**Work instructions**
Your response should consist of one number, the count of lines below that contain "Microsoft".

Element data from apps and pages:
● ● ● ● ● ● ●

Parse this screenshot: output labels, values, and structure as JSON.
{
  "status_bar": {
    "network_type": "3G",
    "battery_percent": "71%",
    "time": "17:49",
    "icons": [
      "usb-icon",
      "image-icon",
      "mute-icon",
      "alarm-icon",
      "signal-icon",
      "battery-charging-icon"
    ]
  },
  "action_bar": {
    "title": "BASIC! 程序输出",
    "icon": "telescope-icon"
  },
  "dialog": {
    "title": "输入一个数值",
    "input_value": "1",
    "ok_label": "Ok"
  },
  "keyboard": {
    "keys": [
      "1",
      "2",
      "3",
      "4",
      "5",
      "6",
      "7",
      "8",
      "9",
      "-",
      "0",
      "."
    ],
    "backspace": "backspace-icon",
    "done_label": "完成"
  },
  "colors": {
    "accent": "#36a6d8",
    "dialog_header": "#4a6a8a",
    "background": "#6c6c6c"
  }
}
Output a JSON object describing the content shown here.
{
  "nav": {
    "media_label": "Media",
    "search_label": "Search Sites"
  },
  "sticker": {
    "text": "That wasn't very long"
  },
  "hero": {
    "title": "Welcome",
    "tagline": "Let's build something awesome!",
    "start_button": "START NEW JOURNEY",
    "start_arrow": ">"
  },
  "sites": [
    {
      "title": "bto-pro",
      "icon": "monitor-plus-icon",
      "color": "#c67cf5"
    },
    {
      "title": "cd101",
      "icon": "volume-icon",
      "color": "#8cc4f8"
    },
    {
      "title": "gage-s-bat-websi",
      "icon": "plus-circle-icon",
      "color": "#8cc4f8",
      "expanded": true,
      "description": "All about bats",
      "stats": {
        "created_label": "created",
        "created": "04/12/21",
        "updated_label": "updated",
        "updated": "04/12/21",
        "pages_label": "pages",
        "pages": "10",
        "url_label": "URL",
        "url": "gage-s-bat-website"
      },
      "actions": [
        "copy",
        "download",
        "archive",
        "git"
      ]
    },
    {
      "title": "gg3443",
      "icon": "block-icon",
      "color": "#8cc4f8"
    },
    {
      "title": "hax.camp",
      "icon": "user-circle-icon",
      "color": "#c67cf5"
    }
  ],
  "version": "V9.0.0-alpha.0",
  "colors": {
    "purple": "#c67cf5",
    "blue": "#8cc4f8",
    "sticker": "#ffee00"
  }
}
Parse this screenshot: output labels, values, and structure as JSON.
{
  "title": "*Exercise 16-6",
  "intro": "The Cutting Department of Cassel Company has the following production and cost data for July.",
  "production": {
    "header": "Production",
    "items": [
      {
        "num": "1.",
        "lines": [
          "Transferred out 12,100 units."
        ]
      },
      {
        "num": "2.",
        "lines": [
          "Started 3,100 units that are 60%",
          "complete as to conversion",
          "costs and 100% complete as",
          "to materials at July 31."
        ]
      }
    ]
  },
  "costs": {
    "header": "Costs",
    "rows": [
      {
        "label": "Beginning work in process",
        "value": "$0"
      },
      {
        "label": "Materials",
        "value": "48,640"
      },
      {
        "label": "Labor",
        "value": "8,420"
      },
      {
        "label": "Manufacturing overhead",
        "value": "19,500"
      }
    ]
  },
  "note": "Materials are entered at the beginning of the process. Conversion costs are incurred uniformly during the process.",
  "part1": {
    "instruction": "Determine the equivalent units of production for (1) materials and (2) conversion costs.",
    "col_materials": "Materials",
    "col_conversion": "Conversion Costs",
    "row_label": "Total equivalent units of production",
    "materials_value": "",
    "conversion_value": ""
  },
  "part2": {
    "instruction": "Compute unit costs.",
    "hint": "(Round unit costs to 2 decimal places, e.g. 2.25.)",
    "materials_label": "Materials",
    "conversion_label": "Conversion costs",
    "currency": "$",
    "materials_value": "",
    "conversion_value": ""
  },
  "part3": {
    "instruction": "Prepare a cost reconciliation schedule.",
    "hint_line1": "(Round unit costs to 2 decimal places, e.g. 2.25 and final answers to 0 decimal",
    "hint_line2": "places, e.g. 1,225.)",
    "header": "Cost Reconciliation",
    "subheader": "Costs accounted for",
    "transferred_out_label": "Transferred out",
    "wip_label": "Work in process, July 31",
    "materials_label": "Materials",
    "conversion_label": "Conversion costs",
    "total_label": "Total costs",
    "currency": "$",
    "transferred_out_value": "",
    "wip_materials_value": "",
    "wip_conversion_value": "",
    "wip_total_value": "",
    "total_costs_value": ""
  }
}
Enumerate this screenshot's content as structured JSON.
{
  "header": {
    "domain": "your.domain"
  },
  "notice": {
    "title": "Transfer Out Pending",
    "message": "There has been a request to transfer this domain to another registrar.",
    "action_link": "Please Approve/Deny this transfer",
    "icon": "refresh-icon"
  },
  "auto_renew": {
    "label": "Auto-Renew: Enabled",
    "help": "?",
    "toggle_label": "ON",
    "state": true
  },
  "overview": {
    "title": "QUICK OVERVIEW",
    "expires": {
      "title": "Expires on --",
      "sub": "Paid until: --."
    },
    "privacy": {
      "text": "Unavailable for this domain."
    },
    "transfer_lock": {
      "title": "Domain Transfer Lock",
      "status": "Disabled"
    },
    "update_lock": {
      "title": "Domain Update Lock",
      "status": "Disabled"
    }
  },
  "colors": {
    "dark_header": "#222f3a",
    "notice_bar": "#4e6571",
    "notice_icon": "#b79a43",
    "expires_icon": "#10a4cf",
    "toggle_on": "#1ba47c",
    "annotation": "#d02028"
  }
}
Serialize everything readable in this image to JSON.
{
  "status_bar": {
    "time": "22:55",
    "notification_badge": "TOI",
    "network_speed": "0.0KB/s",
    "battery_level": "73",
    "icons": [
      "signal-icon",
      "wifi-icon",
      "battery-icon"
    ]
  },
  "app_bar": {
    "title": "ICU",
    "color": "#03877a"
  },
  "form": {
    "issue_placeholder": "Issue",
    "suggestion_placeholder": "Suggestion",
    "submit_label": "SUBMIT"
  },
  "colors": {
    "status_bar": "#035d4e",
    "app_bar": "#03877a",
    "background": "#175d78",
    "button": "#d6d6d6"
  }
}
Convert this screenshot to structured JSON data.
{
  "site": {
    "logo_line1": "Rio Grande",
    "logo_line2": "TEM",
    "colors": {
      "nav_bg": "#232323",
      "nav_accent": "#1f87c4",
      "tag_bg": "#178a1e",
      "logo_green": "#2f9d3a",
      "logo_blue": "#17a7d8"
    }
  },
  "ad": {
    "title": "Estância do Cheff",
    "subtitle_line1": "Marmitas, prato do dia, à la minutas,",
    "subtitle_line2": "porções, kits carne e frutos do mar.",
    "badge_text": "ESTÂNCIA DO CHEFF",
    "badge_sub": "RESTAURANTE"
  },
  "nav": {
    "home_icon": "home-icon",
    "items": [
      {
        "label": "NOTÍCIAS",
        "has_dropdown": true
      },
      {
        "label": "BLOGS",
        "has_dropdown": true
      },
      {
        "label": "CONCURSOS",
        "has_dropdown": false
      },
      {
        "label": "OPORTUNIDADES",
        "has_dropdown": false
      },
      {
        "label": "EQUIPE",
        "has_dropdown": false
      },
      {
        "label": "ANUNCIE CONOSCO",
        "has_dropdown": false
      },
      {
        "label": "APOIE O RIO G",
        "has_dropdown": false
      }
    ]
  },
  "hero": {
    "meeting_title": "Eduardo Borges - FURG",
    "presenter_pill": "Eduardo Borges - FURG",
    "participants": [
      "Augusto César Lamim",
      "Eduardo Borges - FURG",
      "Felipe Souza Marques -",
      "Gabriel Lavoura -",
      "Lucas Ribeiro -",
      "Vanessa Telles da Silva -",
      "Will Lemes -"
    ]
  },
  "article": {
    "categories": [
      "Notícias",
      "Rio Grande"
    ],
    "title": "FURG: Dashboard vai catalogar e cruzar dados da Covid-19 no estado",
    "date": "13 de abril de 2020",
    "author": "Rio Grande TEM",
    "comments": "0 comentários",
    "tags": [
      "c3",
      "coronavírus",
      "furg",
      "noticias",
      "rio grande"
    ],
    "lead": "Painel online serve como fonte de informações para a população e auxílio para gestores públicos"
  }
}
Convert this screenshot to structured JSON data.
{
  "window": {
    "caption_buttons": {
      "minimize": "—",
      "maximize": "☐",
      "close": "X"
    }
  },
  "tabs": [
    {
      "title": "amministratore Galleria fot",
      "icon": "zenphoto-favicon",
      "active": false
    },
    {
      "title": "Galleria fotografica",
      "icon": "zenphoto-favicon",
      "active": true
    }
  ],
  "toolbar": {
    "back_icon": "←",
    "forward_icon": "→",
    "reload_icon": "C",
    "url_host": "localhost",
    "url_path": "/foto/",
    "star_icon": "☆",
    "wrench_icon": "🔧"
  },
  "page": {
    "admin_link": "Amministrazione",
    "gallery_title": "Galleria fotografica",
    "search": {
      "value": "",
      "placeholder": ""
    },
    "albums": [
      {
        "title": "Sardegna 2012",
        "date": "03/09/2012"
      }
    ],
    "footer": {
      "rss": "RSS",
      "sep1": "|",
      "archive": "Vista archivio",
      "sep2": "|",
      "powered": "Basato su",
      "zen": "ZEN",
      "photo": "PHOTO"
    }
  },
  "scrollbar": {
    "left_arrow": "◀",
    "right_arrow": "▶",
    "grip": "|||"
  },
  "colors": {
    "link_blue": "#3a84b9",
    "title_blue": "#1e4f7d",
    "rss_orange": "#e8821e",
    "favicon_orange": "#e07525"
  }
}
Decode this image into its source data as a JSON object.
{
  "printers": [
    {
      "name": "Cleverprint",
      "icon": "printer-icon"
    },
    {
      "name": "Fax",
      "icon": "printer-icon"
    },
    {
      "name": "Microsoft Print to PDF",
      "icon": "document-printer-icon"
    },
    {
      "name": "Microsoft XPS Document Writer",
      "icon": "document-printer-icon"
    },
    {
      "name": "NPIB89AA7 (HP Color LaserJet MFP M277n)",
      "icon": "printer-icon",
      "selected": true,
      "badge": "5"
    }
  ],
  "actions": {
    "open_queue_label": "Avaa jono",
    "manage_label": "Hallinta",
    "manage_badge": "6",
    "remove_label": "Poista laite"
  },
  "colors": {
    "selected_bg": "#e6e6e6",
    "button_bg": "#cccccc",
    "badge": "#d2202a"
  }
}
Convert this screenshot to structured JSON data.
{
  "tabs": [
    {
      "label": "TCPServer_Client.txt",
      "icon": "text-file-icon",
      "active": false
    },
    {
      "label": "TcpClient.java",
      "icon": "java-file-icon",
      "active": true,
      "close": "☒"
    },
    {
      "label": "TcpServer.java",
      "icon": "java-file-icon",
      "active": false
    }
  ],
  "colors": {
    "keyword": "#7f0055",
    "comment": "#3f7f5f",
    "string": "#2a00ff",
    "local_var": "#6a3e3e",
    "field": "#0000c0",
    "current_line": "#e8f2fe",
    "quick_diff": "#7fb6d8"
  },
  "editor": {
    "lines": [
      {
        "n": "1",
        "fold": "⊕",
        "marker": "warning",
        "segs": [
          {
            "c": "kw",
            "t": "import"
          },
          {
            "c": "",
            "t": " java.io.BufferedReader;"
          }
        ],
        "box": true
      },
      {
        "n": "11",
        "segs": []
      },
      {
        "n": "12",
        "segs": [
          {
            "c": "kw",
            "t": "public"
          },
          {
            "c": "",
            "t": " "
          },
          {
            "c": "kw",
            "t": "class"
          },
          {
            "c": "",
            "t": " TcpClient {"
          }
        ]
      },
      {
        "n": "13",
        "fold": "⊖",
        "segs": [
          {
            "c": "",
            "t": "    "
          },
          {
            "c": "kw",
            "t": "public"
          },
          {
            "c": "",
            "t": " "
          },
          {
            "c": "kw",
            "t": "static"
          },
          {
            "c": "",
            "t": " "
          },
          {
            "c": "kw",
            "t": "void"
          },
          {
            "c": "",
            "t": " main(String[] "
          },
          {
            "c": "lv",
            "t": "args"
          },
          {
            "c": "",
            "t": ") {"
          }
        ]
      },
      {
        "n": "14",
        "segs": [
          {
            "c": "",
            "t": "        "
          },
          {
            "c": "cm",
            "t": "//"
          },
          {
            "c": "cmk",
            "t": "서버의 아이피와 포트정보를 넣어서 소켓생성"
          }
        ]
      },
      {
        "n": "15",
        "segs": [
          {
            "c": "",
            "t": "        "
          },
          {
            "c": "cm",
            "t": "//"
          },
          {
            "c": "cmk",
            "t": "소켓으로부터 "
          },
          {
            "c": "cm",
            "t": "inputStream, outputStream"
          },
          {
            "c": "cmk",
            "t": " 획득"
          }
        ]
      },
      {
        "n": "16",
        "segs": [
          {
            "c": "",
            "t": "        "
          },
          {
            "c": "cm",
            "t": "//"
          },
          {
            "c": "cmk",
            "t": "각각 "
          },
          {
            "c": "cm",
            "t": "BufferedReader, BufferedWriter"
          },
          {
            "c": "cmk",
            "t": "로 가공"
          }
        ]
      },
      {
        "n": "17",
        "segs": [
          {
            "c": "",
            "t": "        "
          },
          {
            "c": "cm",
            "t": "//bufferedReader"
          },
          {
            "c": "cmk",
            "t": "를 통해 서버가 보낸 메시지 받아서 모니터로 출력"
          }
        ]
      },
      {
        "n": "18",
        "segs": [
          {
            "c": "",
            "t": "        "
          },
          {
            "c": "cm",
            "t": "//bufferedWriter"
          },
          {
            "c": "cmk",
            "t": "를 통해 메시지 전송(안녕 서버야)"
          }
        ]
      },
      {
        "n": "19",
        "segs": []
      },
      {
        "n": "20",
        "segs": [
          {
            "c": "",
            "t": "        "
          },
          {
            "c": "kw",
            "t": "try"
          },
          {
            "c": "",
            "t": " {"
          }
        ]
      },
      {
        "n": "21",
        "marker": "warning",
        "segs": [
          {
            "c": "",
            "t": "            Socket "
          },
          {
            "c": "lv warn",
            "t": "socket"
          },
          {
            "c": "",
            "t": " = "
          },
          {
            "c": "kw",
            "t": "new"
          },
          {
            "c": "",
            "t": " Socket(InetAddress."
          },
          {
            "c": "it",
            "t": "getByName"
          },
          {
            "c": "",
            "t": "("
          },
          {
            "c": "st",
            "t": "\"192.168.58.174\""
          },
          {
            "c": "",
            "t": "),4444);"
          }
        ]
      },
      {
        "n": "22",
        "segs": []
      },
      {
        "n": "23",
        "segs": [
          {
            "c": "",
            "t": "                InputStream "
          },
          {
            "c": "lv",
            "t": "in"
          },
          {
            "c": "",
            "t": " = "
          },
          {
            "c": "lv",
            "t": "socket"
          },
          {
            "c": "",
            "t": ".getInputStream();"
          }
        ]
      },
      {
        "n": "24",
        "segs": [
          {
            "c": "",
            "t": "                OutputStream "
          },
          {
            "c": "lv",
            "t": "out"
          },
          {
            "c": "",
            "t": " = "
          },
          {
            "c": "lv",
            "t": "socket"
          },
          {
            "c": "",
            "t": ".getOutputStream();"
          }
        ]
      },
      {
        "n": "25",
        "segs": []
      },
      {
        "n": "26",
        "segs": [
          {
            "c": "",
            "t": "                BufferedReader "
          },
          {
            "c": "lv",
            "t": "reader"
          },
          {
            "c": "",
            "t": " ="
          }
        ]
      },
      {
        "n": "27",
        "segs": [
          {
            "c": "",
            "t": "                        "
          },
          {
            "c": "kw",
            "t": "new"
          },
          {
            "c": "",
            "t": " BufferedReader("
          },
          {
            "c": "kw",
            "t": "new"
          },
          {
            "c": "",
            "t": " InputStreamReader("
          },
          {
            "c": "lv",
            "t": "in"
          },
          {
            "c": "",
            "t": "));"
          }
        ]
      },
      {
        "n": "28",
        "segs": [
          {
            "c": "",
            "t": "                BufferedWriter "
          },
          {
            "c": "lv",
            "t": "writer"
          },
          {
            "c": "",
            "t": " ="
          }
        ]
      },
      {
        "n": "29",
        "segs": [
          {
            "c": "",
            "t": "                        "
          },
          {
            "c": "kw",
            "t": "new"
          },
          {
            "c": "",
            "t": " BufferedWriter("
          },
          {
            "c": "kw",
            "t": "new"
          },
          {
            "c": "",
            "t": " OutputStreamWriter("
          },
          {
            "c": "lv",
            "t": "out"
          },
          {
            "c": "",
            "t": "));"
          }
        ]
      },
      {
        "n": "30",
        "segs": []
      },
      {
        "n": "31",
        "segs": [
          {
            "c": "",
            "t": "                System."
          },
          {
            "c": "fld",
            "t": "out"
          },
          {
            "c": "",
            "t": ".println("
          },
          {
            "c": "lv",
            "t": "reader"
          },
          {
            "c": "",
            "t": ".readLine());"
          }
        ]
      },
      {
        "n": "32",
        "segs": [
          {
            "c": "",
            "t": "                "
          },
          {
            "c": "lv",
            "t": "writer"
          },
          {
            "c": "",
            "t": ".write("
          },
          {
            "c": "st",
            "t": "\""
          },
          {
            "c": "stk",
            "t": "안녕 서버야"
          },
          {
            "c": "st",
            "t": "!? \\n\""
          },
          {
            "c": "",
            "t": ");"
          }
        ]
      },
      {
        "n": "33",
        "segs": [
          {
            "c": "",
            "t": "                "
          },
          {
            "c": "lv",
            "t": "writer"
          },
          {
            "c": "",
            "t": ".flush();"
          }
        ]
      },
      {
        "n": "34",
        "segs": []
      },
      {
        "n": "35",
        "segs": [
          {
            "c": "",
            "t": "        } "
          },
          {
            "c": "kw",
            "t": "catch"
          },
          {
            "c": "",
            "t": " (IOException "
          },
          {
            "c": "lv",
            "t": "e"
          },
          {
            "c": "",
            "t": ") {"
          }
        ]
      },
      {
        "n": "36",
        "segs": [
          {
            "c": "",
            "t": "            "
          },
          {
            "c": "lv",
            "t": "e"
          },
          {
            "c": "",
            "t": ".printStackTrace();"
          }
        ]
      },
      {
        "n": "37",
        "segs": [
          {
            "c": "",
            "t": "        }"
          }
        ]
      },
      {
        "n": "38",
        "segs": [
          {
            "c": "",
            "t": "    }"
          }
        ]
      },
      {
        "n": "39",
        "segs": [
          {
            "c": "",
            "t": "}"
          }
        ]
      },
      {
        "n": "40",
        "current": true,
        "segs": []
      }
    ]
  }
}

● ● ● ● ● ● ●

**Response area**
2